The U.K. may have voted for a Brexit, but Scotland certainly didn't. That's what the Scotland's First Minister Nicola Sturgeon tried to explain to other EU leaders in Brussels on Wednesday. Voters there supported staying in the EU by a near 2-to-1 margin, and Sturgeon — who supports independence for Scotland — argued it must not be dragged out of Europe against its will. Interestingly, though, Spain opposes Scotland excusing itself from Brexit.
Although some European leaders offered a "sympathetic response," as Sturgeon put it, acting Spanish Prime Minister Mariano Rajoy was not having it. Given the disaster Brexit has caused for Europe, both economically and politically, you'd think Scotland's desire to stay would be well received. So what's the deal? The real issue here is that to stay, Scotland would have to declare itself independent from the U.K. and that would complicate domestic politics in Spain.
The region of Catalonia, home to Barcelona in Spain's northeast, has been pushing for independence and held an unofficial referendum in 2014. The ruling conservative party at the time, which Rajoy heads, refused to recognize the results. If Scotland were able to declare itself independent from the United Kingdom, it would give Catalonia a potential road map to do the same thing. Thus he had these harsh words for Sturgeon and Scotland's bid to stay:
I am extremely against it, the treaties are extremely against it and I believe everyone is extremely against it. If the United Kingdom leaves... Scotland leaves.

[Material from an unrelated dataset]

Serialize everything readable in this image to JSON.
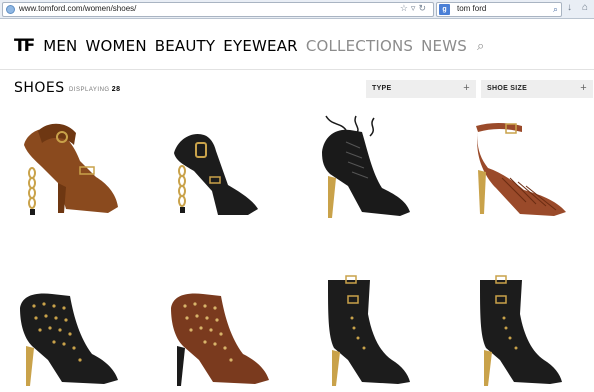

In fact, he's so against it that he doesn't even want Sturgeon to address EU leaders. He said it's "very clear Scotland does not have the competence to negotiate with the European Union," and, "Spain opposes any negotiation by anyone other than the government of United Kingdom." If Catalonia were to leave Spain, it would also want to remain in the EU, but Rajoy has argued that it couldn't.
That has also been his position regarding Scotland for years. When Scotland voted on its independence, Rajoy said that the newly independent European nation would have to reapply, getting at the back of the line — a process that could take years. All the while Scotland could be kept out of the common market, the situation that the whole U.K. is now facing.

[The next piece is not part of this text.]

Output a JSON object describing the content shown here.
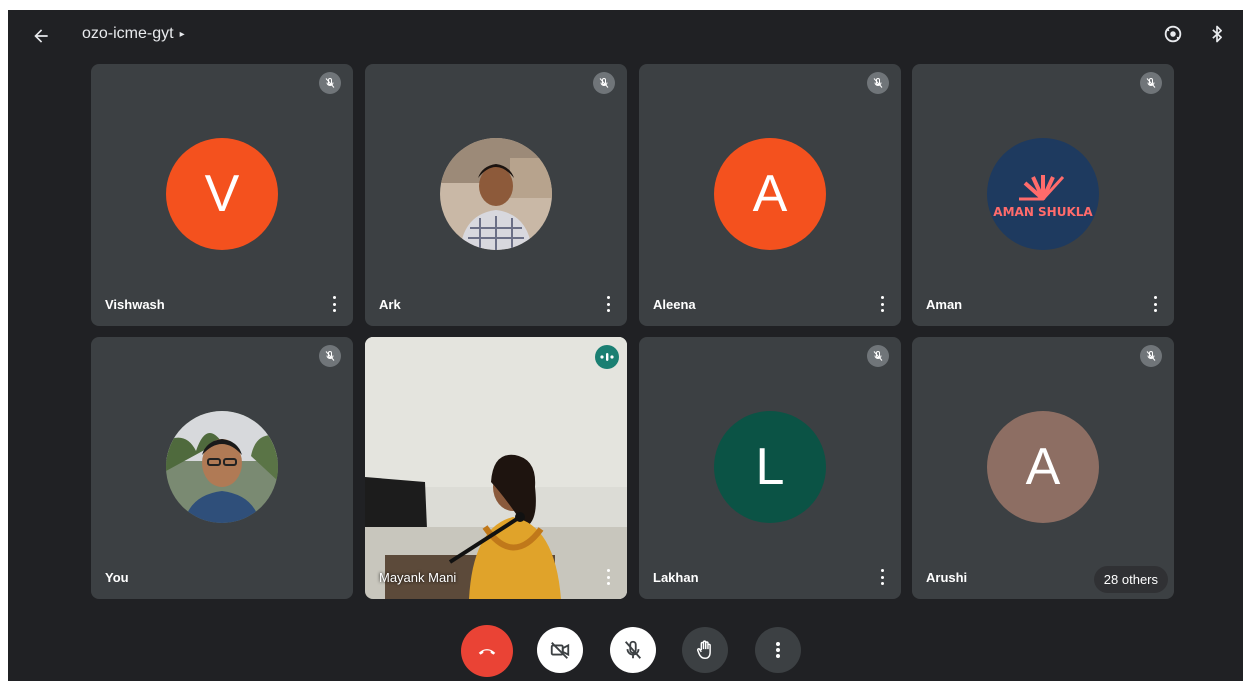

For Sturgeon and Scottish separatists, this must seem the perfect moment to win both independence and EU membership. She told reporters that this is just an early stage in the process; she sounded optimistic pointing to a "willingness to listen" among many European leaders. She said the path may be difficult but she hopes to preserve Scotland's relationship with the EU:
I have not been here today to reach any conclusions or to press anybody for any decisions or any commitments. I have been here to make sure that Scotland's voice is being heard and that Scotland's position is understood. I am confident that is the case — I found doors to be open here today.
Rajoy's opposition may become a moot point soon — he is just the acting prime minister. The country held an election on Sunday after months of negotiations between opposition parties failed to form a government. His party, the conservative Popular Party, came out first this time, but still don't have the needed majority.
Even if he were replaced by a more sympathetic ear for Scotland, French President Francois Hollande could prove another obstacle. He said, "The negotiations will be conducted with the United Kingdom, not with a part of the United Kingdom."
Thus Brexit seems likely to ensure that absolutely no one gets their way. Not Britain, not the EU, and not even Scotland.